Undaunted, I kept moving. When I'd see a photographer on the course, I'd speed to a gallop, but that was always short lived. As the course wound through the National Mall, I tried to run. There were people everywhere. Just no go.
"Posed" running for the camera.
About mile 16, I started to feel hunger pangs. I had taken a few gels but I needed more. Shortly, I spotted a group with a table set up and various foods for the runners (and walkers, too!) I grabbed a mini bagel and kept on walking, hoping it was all safe to eat.
The most significant time goal is to "Beat the Bridge." The 14th street bridge opens to traffic at 1:15, so you must cross before then -- at mile 20. I was never in danger of the cutoff, but that bridge seemed like it went on forever. Thankfully, a TNT coach from Alabama (wish I knew her name) walked with me for a bit and talked to me. It was a welcome sight.
Next was the funniest thing on the course -- a guy dressed up as the grim reaper with a drum and big sign that said "THE END IS NEAR!" A more welcome sight was never seen.
Back into Virgina, the course takes a short out and back leg from 22-24. Almost immediately, I spot Dan and Lou on the other side. They had struggled as well. I hoped I'd see them at the finish. Next, I saw a couple more familiar faces . . . Mohan and Ohuwa from my local TNT group, along the sidewalk cheering. I gave the each a big hug. An unexpected surprise. TNT support was everywhere, including our local staff contact Bryan. It seemed the he or coach Scott showed up every couple of miles.
As the miles ticked off, the end was, in fact near. I ran the last 2/10 mile or so up the big hill to the Iwo Jima memorial and through the finish line.
At long last, 12 miles of running and 14 miles of walking were done.
Though my Garmin read 6:00:08, officially, I finished in 5:59:56. A disappointing time, considering my goal of an hour quicker and my personal best 7 minutes sooner.
After the finish, it was off to the TNT tent to check in and off to get pictures taken. Then to get my stuff and head on home.
Happy to be done? You betchya!
Swag: Long Sleeve T, medal and finishers coin.
The Marine Corps Marathon is like no other. It's called "The People's Marathon" as it offers no cash awards so the elites stay home. It's run by the Marines, who man every water station and are everywhere on the course. It is an amazing event.
It was a long day, but a good day. At the end of it all, I can only attribute my issues to training.
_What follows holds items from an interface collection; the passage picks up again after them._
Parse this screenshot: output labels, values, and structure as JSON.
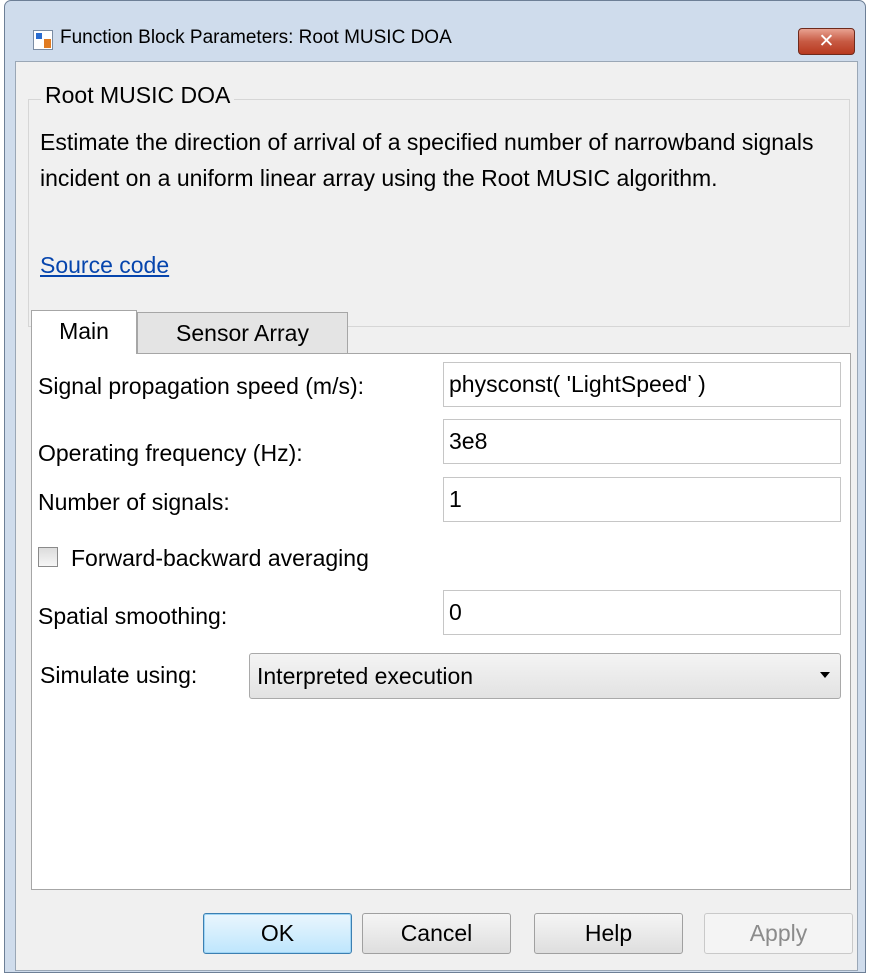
{
  "window": {
    "title": "Function Block Parameters: Root MUSIC DOA",
    "close_label": "✕"
  },
  "block": {
    "name": "Root MUSIC DOA",
    "description": "Estimate the direction of arrival of a specified number of narrowband signals incident on a uniform linear array using the Root MUSIC algorithm.",
    "source_link": "Source code"
  },
  "tabs": [
    {
      "label": "Main",
      "active": true
    },
    {
      "label": "Sensor Array",
      "active": false
    }
  ],
  "params": {
    "propagation_speed": {
      "label": "Signal propagation speed (m/s):",
      "value": "physconst( 'LightSpeed' )"
    },
    "operating_frequency": {
      "label": "Operating frequency (Hz):",
      "value": "3e8"
    },
    "num_signals": {
      "label": "Number of signals:",
      "value": "1"
    },
    "fb_averaging": {
      "label": "Forward-backward averaging",
      "checked": false
    },
    "spatial_smoothing": {
      "label": "Spatial smoothing:",
      "value": "0"
    },
    "simulate_using": {
      "label": "Simulate using:",
      "value": "Interpreted execution"
    }
  },
  "buttons": {
    "ok": "OK",
    "cancel": "Cancel",
    "help": "Help",
    "apply": "Apply"
  }
}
Having not completed the 20 miler three weeks before, I was basically tapering from the 18 miler six full weeks prior. Not exactly the plan. It's hard to understand the impact of being sick as well. With all of that going against me, I most certainly have no complaints. I finished the event and raised more than $2,500 in the fight against blood cancers.
Thank you all for your support and encouragement. . . until the next one. . .